WORK REQUIRED. Across all entries below, how many lines include "structured"? Answer with the number alone.

----------------------------------------

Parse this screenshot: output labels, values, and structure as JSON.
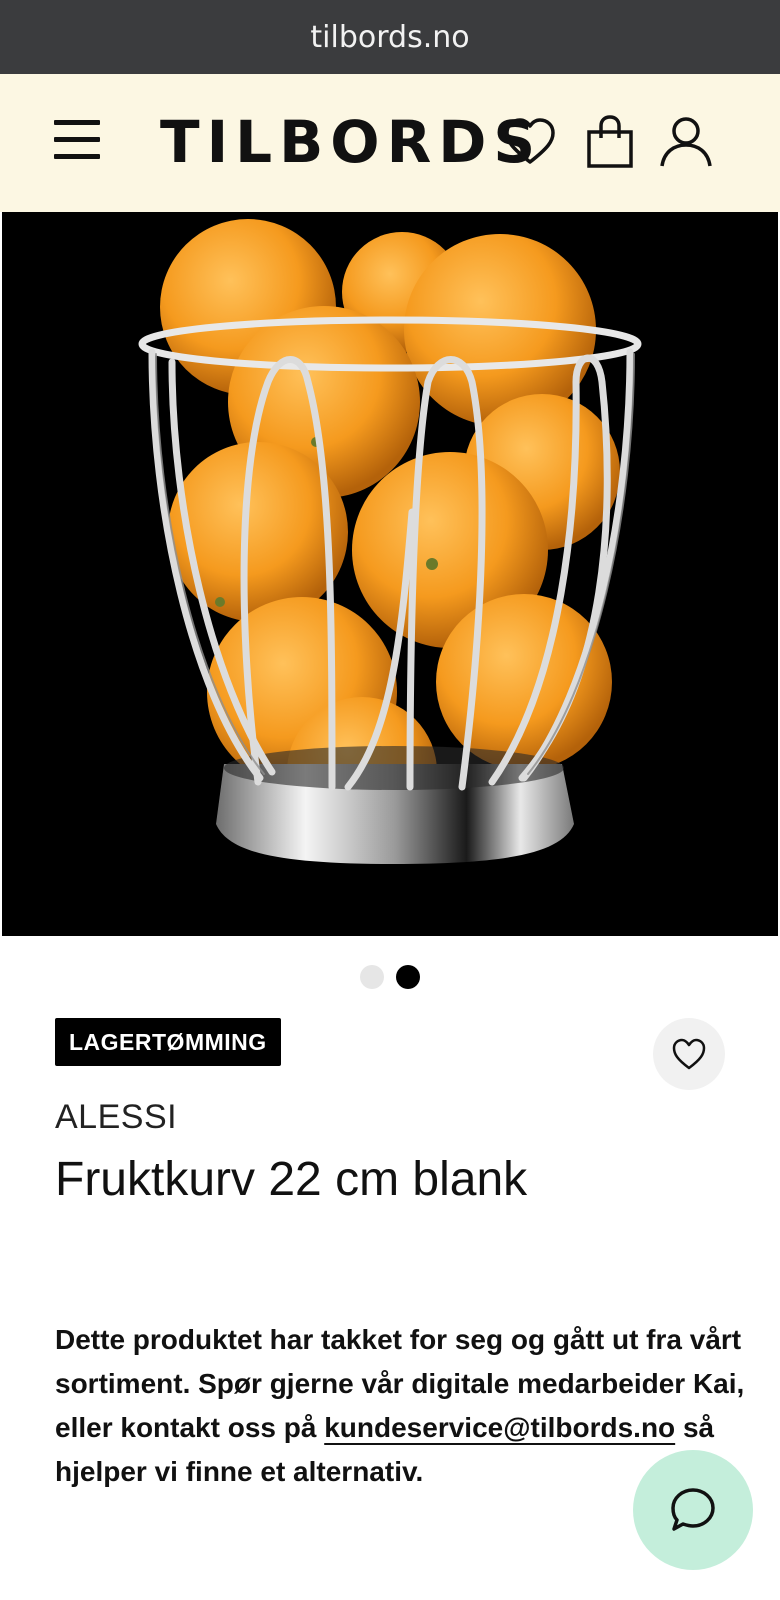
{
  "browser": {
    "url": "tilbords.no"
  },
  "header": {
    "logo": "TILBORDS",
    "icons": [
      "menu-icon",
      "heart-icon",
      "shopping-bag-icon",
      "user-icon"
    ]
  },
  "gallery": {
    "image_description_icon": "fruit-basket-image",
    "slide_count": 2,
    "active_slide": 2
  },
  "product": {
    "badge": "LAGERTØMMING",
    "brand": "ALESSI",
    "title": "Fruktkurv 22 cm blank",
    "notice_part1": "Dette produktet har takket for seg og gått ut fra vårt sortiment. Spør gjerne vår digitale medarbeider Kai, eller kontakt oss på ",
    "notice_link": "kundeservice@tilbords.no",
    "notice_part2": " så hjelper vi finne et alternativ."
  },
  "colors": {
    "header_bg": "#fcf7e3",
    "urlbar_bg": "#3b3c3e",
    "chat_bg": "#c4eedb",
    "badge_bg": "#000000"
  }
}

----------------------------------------

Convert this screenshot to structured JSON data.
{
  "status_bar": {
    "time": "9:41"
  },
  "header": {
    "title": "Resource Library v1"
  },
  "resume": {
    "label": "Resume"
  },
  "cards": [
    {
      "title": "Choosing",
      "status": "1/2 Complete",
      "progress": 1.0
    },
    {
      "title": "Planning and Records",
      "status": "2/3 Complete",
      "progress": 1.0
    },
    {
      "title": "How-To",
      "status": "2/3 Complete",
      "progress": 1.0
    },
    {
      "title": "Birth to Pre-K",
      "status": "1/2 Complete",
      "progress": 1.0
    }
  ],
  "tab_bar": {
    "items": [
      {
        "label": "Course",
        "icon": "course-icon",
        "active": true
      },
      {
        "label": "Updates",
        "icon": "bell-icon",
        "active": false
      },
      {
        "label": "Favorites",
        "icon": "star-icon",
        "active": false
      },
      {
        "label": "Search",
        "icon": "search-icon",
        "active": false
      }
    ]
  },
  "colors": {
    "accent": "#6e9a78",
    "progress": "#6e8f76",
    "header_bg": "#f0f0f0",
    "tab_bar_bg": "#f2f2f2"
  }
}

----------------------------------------

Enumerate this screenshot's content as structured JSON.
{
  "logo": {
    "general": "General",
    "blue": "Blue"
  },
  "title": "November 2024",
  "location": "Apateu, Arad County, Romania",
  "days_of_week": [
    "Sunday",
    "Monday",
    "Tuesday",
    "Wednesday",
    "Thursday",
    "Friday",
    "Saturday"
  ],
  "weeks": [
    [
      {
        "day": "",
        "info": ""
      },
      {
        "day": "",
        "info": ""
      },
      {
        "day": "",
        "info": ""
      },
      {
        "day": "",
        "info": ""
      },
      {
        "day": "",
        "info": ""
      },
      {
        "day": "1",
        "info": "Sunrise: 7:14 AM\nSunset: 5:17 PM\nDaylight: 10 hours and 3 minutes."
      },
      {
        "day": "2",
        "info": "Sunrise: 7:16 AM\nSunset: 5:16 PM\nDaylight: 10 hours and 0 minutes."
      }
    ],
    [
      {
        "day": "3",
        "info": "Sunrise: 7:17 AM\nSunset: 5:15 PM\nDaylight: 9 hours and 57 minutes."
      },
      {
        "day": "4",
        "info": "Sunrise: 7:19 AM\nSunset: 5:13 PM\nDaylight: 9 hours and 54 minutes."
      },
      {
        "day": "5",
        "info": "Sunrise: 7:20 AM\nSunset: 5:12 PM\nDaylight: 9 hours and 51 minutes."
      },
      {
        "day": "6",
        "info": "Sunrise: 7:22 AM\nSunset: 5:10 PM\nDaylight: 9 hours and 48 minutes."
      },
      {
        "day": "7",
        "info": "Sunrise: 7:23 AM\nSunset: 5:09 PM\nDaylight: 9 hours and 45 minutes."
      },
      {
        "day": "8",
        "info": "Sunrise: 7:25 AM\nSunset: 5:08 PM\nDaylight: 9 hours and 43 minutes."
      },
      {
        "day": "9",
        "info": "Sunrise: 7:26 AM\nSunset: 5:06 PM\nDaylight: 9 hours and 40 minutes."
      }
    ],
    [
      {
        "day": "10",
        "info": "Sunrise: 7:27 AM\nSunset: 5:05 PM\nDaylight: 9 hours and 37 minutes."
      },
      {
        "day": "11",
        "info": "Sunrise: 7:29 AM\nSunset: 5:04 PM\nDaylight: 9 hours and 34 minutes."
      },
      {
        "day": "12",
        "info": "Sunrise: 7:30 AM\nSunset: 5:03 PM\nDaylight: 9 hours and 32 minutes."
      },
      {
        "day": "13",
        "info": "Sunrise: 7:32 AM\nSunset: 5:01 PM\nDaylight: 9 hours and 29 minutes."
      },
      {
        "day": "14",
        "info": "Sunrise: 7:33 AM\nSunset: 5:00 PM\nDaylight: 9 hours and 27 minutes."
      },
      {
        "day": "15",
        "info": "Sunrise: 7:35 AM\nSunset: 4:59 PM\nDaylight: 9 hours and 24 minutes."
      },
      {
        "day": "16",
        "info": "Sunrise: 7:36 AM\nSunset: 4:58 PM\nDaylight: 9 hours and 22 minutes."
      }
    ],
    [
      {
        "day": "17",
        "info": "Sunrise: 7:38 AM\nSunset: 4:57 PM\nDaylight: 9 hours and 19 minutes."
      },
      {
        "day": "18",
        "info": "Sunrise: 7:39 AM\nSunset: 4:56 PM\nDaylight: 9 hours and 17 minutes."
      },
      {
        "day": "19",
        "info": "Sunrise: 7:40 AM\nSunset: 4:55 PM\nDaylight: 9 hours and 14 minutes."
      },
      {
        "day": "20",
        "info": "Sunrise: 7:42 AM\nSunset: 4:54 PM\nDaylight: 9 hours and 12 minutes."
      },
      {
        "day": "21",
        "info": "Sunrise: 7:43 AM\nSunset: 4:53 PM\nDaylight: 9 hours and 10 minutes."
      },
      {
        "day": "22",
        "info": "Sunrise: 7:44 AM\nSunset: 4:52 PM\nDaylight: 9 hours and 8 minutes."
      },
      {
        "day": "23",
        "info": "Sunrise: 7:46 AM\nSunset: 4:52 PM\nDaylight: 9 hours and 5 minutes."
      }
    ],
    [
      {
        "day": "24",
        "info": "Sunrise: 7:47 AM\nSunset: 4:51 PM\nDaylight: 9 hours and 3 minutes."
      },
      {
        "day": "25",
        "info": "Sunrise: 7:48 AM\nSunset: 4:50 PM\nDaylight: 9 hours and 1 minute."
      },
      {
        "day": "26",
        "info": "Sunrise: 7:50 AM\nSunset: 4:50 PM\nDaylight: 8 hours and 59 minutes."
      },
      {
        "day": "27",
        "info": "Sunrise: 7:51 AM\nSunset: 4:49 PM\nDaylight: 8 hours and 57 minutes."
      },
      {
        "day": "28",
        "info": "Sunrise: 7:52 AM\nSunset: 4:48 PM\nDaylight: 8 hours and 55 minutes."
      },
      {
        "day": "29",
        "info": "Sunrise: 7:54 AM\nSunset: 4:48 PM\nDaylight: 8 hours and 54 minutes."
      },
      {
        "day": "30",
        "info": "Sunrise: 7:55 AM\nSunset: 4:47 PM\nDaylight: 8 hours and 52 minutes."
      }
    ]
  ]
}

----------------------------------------

WRITTEN REPLY. 2